Finally, Discovery Channel and Gerolsteiner set off. Paolo Savoldelli's men got off to a slow start, posting a time 24 seconds slower than CSC at km 9.7. They never really recovered from that, with riders like Hincapie and Armstrong not there to push the pace in the final kilometres, and eventually lost 39 seconds to CSC. It was still enough for third place.
Gerolsteiner started last, with maglia rosa Schumacher enjoying his last day in the jersey. The light blue outfit was never going to challenge CSC, and although it finished 6th at 1'03, that wasn't enough to keep the leader's jersey.
Stage 6 - Friday, May 12: Busseto - Forli', 227 km
A long, dead flat classic sprinters' stage to the hometown of Italian champ of yore, Ercole Baldini, where McEwen will look to trump the competition on the last 2.5km along Forli's Corso della Repubblica.
Latest on Cyclingnews
Bahrain McLaren join Digital Swiss 5 racing series19 teams sign up for five virtual races held from April 22-26
Understanding FTP and how to perform your own test indoorsCalculate your own Functional Threshold Power by using a ramp test
Shakedown on the pavé: Mat Hayman's epic Paris-Roubaix winWhile a fifth Paris-Roubaix win for Tom Boonen was the anticipated fairytale, victor Mat Hayman gave the race an even better ending, one 16 years in the making

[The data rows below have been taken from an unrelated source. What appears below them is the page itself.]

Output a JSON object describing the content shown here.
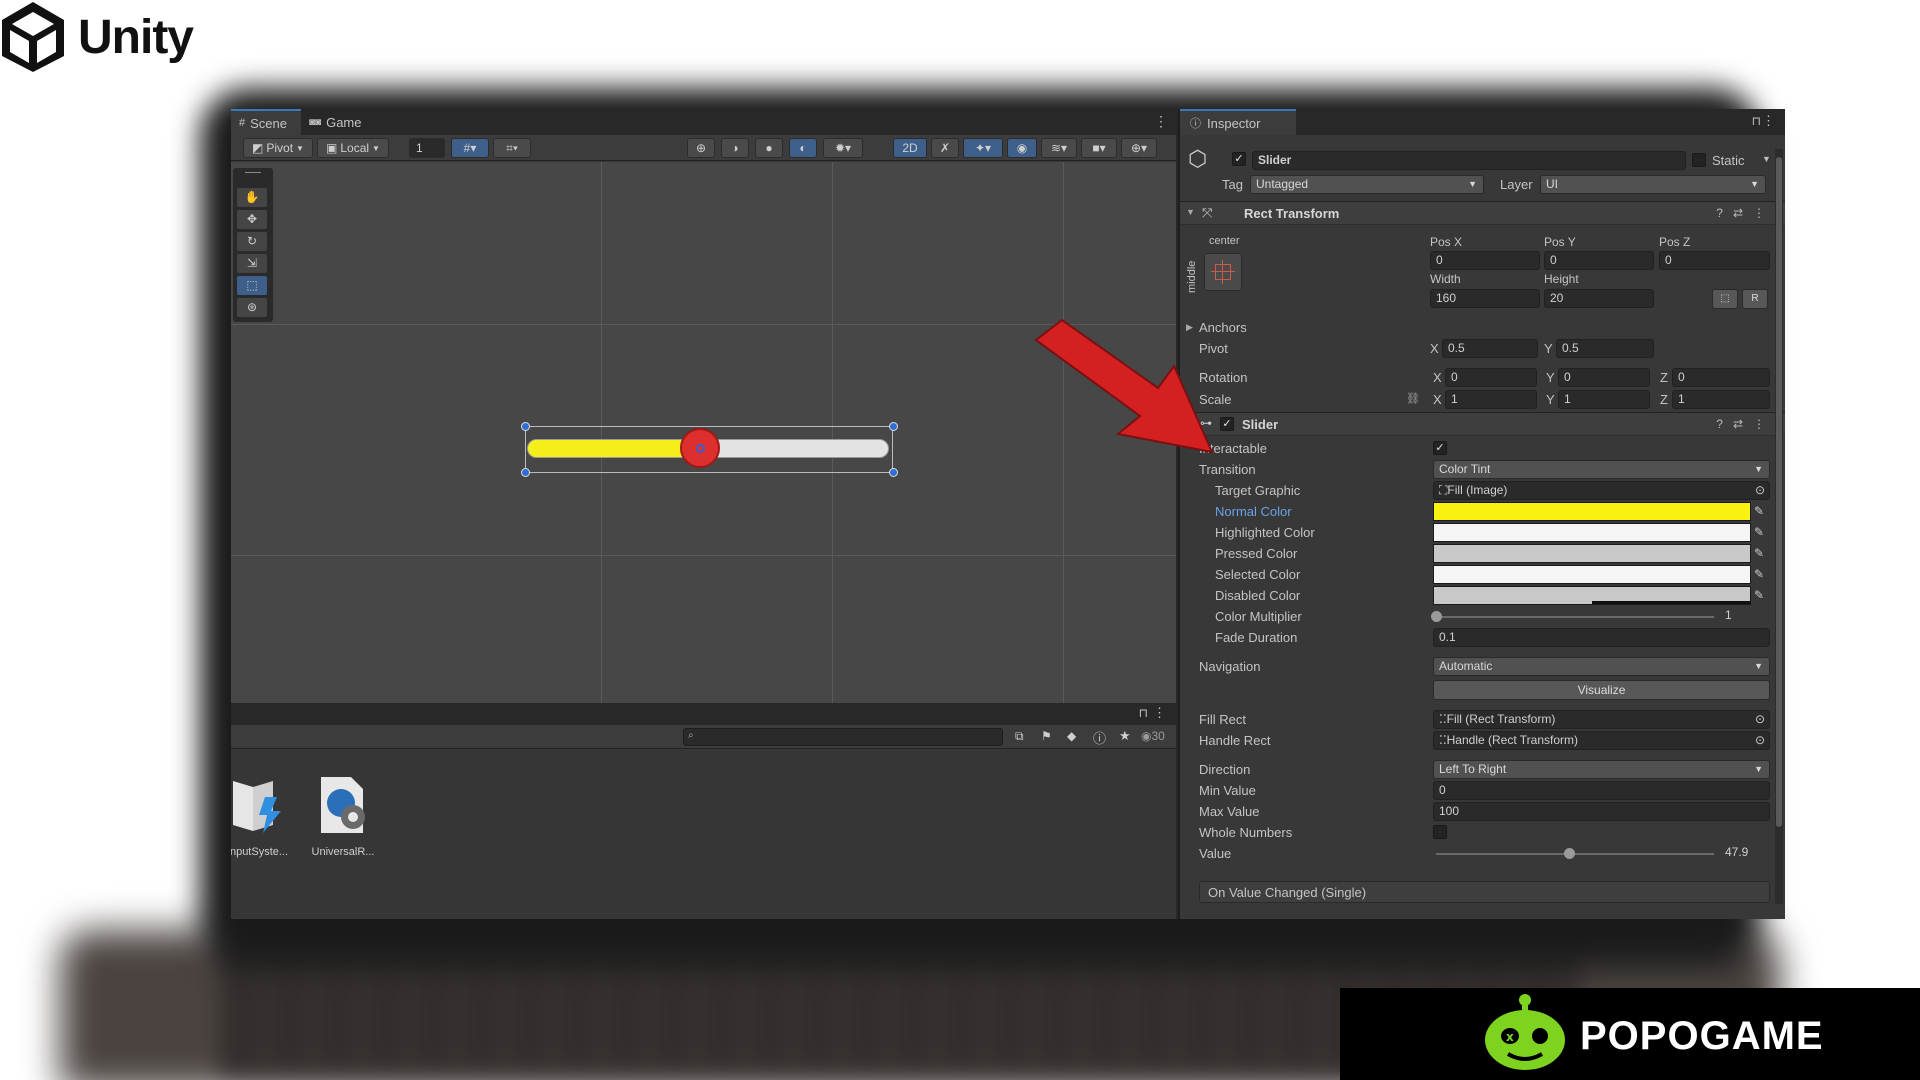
{
  "brand": {
    "name": "Unity"
  },
  "watermark": {
    "name": "POPOGAME"
  },
  "scene": {
    "tabs": [
      "Scene",
      "Game"
    ],
    "toolbar": {
      "pivot": "Pivot",
      "local": "Local",
      "snap_value": "1",
      "mode_2d": "2D"
    },
    "slider_value_fraction": 0.479
  },
  "project": {
    "count": "30",
    "assets": [
      {
        "label": "nputSyste..."
      },
      {
        "label": "UniversalR..."
      }
    ]
  },
  "inspector": {
    "tab": "Inspector",
    "object": {
      "name": "Slider",
      "static_label": "Static",
      "tag_label": "Tag",
      "tag": "Untagged",
      "layer_label": "Layer",
      "layer": "UI"
    },
    "rect_transform": {
      "title": "Rect Transform",
      "anchor_h": "center",
      "anchor_v": "middle",
      "pos_x_label": "Pos X",
      "pos_x": "0",
      "pos_y_label": "Pos Y",
      "pos_y": "0",
      "pos_z_label": "Pos Z",
      "pos_z": "0",
      "width_label": "Width",
      "width": "160",
      "height_label": "Height",
      "height": "20",
      "r_button": "R",
      "anchors_label": "Anchors",
      "pivot_label": "Pivot",
      "pivot_x": "0.5",
      "pivot_y": "0.5",
      "rotation_label": "Rotation",
      "rot_x": "0",
      "rot_y": "0",
      "rot_z": "0",
      "scale_label": "Scale",
      "scale_x": "1",
      "scale_y": "1",
      "scale_z": "1",
      "axis_x": "X",
      "axis_y": "Y",
      "axis_z": "Z"
    },
    "slider": {
      "title": "Slider",
      "interactable_label": "Interactable",
      "transition_label": "Transition",
      "transition": "Color Tint",
      "target_graphic_label": "Target Graphic",
      "target_graphic": "Fill (Image)",
      "normal_color_label": "Normal Color",
      "highlighted_color_label": "Highlighted Color",
      "pressed_color_label": "Pressed Color",
      "selected_color_label": "Selected Color",
      "disabled_color_label": "Disabled Color",
      "color_multiplier_label": "Color Multiplier",
      "color_multiplier": "1",
      "fade_duration_label": "Fade Duration",
      "fade_duration": "0.1",
      "navigation_label": "Navigation",
      "navigation": "Automatic",
      "visualize_label": "Visualize",
      "fill_rect_label": "Fill Rect",
      "fill_rect": "Fill (Rect Transform)",
      "handle_rect_label": "Handle Rect",
      "handle_rect": "Handle (Rect Transform)",
      "direction_label": "Direction",
      "direction": "Left To Right",
      "min_value_label": "Min Value",
      "min_value": "0",
      "max_value_label": "Max Value",
      "max_value": "100",
      "whole_numbers_label": "Whole Numbers",
      "value_label": "Value",
      "value": "47.9",
      "on_value_changed_label": "On Value Changed (Single)"
    },
    "colors": {
      "normal": "#f9f210",
      "highlighted": "#f5f5f5",
      "pressed": "#c8c8c8",
      "selected": "#f5f5f5",
      "disabled": "#c8c8c8"
    }
  },
  "colors": {
    "accent": "#3a79bb",
    "arrow": "#d42020",
    "slider_fill": "#f4ee1a",
    "knob": "#de2f2f"
  }
}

Groenewegen delivering groceries to homebound in NetherlandsJolien D'hoore offers to deliver groceries as well as cyclists find ways to fill the racing void